Some of the cables also indicated the member states’ explicit intention to avoid collaborating with international organizations on intellectual property, thereby circumventing opposition from developing countries that have questioned the need for additional IP enforcement agreements.
While most of the criticism and demands to obtain access to the negotiations’ documents has come from civil society organizations, some nations have taken the initiative in exposing the gross political treachery in allowing these negotiations to remain so secretive and exclusive. Brazilian officials also oppose the agreement, one calling it “illegitimate”. The Dutch Parliament has refused to take ACTA into consideration until the process becomes more transparent, and texts of the negotiations are allowed to become available to the public. More recently, a top Dutch government minister criticized the European Parliament Legal Affairs Committee when they refused to reveal their opinion to a Dutch citizen who requested to see it, saying that their rejection was “crazy”.
The status of the other unsigned nations, Switzerland and Mexico are still unclear. In early December however, the Swiss executive branch released a report that downplayed the problem of copyright infringement, which may be an indication of shifting political sentiments on IP enforcement and about the agreement at large. Also this month, Taiwan released a statement that it would be preparing to join ACTA. Since the agreement remains open to signature until May 2013, it is possible that other states may make a move to join it as well.
In the meantime, civil society groups will continue to be on the frontlines against ACTA, demanding transparency and raising global awareness on the hazards of this agreement. European Digital Rights (EDRi) has continued to run campaigns against ACTA, and has useful resources on the agreement, including a useful booklet on “Why you should care about ACTA” that is translated into nine European languages. They have also launched a campaign for European constituents to call or email their Parliamentary representatives to express their opposition to the agreement. Foundation for a Free Information Infrastructure (FFII) has also had very thorough coverage on developments on ACTA. FFII has filed and sent numerous requests and letters demanding documents related to its covert negotiations.
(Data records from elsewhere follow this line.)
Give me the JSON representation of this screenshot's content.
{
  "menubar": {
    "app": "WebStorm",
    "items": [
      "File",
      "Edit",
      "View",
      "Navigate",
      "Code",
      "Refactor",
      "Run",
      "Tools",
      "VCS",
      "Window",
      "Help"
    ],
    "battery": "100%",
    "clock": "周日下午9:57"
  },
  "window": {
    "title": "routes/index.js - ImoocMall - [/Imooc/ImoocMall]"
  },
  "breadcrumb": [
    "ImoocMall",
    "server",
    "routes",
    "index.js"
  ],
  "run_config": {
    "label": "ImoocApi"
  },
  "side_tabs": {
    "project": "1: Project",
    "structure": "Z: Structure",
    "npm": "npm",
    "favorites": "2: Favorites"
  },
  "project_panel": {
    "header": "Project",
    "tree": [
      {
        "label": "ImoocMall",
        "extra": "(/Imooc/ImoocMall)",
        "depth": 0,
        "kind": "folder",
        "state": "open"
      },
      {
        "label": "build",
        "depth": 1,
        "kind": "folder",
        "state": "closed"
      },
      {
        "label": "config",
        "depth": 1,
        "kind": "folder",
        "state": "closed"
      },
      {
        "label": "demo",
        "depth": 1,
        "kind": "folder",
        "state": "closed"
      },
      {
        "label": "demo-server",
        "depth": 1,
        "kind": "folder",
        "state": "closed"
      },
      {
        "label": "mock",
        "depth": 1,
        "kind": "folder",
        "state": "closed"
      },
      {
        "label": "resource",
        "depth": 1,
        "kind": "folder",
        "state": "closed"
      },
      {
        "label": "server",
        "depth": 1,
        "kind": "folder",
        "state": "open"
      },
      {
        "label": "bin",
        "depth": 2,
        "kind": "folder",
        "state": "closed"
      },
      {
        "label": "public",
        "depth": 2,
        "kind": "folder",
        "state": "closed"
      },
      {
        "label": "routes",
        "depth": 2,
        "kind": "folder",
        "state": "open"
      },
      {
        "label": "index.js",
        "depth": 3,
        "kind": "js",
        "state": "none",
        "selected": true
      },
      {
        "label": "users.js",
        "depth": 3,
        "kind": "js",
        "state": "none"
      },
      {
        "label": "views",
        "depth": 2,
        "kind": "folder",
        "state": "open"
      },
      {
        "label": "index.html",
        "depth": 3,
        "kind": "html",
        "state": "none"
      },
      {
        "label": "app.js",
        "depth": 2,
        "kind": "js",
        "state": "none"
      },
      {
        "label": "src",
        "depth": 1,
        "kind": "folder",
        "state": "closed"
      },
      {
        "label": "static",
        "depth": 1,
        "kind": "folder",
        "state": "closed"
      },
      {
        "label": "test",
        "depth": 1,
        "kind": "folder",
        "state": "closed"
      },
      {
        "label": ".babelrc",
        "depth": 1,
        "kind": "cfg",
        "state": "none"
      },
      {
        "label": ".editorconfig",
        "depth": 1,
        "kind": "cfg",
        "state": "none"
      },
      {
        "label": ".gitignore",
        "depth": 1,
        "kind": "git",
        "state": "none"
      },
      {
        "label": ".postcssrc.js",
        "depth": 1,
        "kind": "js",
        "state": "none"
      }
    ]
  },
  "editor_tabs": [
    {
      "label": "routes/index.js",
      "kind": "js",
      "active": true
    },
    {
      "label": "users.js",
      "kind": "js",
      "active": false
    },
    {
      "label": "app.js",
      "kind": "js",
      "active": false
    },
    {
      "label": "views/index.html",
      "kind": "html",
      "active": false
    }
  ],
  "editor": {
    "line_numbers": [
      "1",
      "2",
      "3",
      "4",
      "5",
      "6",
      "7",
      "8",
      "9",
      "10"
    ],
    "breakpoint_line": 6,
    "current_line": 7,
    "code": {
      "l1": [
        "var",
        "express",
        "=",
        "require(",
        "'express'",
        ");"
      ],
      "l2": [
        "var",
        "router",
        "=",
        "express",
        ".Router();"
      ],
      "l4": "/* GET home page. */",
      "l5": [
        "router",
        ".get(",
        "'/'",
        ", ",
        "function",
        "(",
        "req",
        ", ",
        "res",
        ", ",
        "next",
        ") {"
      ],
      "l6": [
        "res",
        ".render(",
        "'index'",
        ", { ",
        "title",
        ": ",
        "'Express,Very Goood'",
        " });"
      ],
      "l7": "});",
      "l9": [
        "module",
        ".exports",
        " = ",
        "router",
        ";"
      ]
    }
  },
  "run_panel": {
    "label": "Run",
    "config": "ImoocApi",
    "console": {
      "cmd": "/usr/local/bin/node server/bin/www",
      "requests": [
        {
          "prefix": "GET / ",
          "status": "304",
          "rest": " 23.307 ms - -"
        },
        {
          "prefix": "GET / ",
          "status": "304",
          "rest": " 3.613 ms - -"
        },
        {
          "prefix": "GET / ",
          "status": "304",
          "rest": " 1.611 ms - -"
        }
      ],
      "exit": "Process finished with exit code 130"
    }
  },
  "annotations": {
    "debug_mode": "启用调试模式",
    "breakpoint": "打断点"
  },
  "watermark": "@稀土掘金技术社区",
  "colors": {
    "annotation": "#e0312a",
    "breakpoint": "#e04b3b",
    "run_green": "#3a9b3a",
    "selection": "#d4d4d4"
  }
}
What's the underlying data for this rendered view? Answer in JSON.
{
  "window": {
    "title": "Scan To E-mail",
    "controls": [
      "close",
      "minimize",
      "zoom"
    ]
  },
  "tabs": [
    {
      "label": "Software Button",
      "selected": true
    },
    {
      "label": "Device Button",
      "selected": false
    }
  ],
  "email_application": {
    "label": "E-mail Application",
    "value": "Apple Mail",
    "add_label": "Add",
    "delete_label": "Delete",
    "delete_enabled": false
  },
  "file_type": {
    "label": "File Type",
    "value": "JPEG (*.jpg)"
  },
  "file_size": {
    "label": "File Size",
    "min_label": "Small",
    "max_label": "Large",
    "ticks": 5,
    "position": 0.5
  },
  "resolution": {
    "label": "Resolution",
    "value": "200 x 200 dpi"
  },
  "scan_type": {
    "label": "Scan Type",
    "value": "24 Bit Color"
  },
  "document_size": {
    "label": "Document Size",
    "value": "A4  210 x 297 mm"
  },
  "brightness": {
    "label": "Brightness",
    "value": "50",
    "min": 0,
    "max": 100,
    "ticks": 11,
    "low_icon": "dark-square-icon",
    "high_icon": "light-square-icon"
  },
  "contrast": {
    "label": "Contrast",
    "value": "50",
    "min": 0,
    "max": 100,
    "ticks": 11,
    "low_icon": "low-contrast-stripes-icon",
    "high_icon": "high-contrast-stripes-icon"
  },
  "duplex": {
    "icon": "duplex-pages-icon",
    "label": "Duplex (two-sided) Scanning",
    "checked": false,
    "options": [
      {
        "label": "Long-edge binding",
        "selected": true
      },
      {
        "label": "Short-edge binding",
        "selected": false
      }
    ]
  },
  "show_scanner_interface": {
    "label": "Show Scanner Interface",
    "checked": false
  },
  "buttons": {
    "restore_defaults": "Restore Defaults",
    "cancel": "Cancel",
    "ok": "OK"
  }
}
We will also be monitoring other plurilateral agreements, such as the Trans Pacific Partnership Agreement (TPP), which contains a chapter on IP enforcement that would have state signatories adopt even more restrictive copyright measures than ACTA. Similarly, negotiations over TPP are also held in secret and with little oversight by the public or civil society. These initiatives, negotiated without participation from civil society or the public, are an affront to a democratic world order. EFF will remain vigilant against these international initiatives that threaten to choke off creativity, innovation, and free speech, and will stand with EDRi, FFII, La Quadrature du Net and our other EU fellow traveller organizations in their campaign to defeat ACTA in the European Parliament in January.
For ongoing developments and updates on ACTA:
EFF’s International Issue Page on ACTA: https://www.eff.org/issues/acta
European Digital Rights’ (EDRi) coverage here: www.edri.org/stopacta
La Quadrature du Net’s coverage here: http://www.laquadrature.net/en/acta
Foundation for a Free Information Infrastructure’s (FFII) blog on ACTA http://acta.ffii.org/
Twitter hash tags: #ACTA
 Involving a restricted number of nations, as opposed to multinational agreements that are usually open to all nations
 United States, Australia, Canada, Japan, Morocco, New Zealand, Singapore, and South Korea
 Law in which users accused of three counts of piracy would get disconnected from the Internet